It kind of hit me that it was the same problem that was causing the misallocation of policy in [Al Gore’s] area was causing it in my area… just the recognition that Congress failed to address [global warming] for 10 years when it should have addressed it because of the enormous influence of money in that process. That’s what made me realize that this was not just limited to marginal, esoteric problems.”

By “esoteric problems,” Lessig was referring to his intellectual property work. I also asked him about the climate for reform now that a new presidential administration is on the way. His response:

The climate’s great but I think anybody who expects a president can affect change like this on his own is not understanding where the system works. So that’s why it seems to be really critical to recognize the only way you’re going to tee up reform for the president is to begin to build reform in the trenches.”

Lessig said his goal is to spark a “process revolution” rather than push for specific policy changes. It’s like alcoholism, he said: Only by solving Congress’s addiction to money will you be able to tackle its side effects.
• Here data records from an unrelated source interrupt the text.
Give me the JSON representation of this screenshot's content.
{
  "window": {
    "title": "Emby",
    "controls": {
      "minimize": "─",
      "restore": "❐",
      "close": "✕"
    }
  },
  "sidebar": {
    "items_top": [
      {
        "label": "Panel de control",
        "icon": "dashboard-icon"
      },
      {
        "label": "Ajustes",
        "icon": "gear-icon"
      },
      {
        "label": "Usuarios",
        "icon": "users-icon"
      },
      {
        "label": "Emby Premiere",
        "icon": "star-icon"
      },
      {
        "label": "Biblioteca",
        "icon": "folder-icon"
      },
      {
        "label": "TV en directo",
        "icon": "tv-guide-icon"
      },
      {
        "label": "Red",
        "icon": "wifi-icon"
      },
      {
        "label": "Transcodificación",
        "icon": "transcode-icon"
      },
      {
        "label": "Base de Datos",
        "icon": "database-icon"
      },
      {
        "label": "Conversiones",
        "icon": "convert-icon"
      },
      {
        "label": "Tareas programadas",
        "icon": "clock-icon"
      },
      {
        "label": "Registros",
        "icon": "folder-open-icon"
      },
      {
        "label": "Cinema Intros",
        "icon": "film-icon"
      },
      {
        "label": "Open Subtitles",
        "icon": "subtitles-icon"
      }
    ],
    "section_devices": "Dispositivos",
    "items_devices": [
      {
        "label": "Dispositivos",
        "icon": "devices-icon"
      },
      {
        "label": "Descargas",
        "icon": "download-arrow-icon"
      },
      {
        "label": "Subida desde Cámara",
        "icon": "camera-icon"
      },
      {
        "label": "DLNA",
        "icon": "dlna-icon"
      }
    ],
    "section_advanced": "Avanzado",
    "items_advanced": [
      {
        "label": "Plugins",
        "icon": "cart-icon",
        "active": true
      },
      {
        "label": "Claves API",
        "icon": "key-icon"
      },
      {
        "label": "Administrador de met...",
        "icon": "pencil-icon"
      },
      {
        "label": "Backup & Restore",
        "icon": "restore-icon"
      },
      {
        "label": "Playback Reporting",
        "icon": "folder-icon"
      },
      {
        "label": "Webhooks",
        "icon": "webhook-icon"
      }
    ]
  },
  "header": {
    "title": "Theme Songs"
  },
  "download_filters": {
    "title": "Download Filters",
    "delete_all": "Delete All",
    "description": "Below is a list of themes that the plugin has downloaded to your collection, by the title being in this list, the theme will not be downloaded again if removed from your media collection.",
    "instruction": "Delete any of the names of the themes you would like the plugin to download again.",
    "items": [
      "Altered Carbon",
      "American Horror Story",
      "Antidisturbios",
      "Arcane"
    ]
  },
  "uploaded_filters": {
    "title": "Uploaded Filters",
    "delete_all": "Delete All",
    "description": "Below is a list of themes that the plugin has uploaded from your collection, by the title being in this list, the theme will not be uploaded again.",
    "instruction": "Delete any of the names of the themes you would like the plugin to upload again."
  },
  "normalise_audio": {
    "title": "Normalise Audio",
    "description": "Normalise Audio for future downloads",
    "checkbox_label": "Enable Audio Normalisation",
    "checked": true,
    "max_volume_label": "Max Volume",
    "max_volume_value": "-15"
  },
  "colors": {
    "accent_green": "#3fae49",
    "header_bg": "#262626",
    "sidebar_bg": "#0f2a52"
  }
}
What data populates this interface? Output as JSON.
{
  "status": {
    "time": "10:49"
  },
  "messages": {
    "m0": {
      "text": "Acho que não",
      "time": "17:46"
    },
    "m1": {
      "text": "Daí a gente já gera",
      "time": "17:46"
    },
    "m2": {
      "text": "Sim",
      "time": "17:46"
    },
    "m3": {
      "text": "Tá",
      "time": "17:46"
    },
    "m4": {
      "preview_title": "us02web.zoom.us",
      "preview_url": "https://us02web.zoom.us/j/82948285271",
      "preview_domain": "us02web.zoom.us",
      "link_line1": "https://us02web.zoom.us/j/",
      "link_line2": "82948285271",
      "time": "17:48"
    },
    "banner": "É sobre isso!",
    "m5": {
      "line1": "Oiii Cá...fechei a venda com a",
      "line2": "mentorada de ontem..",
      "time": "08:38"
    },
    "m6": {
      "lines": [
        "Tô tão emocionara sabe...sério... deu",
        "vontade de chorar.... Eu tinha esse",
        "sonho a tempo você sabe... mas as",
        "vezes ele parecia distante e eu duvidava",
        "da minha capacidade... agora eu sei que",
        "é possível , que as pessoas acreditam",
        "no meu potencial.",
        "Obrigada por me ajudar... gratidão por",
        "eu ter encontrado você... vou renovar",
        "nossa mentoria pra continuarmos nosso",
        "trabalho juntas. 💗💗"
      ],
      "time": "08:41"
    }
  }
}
Here’s hoping Congress can sober up.

More from Foreign Policy

A Panzerhaubitze 2000 tank howitzer fires during a mission in Ukraine’s Donetsk region.
A Panzerhaubitze 2000 tank howitzer fires during a mission in Ukraine’s Donetsk region.

Lessons for the Next War

Twelve experts weigh in on how to prevent, deter, and—if necessary—fight the next conflict.

An illustration showing a torn Russian flag and Russian President Vladimir Putin.
An illustration showing a torn Russian flag and Russian President Vladimir Putin.

It’s High Time to Prepare for Russia’s Collapse

Not planning for the possibility of disintegration betrays a dangerous lack of imagination.

An unexploded tail section of a cluster bomb is seen in Ukraine.
An unexploded tail section of a cluster bomb is seen in Ukraine.

Turkey Is Sending Cold War-Era Cluster Bombs to Ukraine

The artillery-fired cluster munitions could be lethal to Russian troops—and Ukrainian civilians.

A joint session of Congress meets to count the Electoral College vote from the 2008 presidential election the House Chamber in the U.S. Capitol  January 8, 2009 in Washington.
A joint session of Congress meets to count the Electoral College vote from the 2008 presidential election the House Chamber in the U.S. Capitol January 8, 2009 in Washington.

Congrats, You’re a Member of Congress. Now Listen Up.

Some brief foreign-policy advice for the newest members of the U.S. legislature.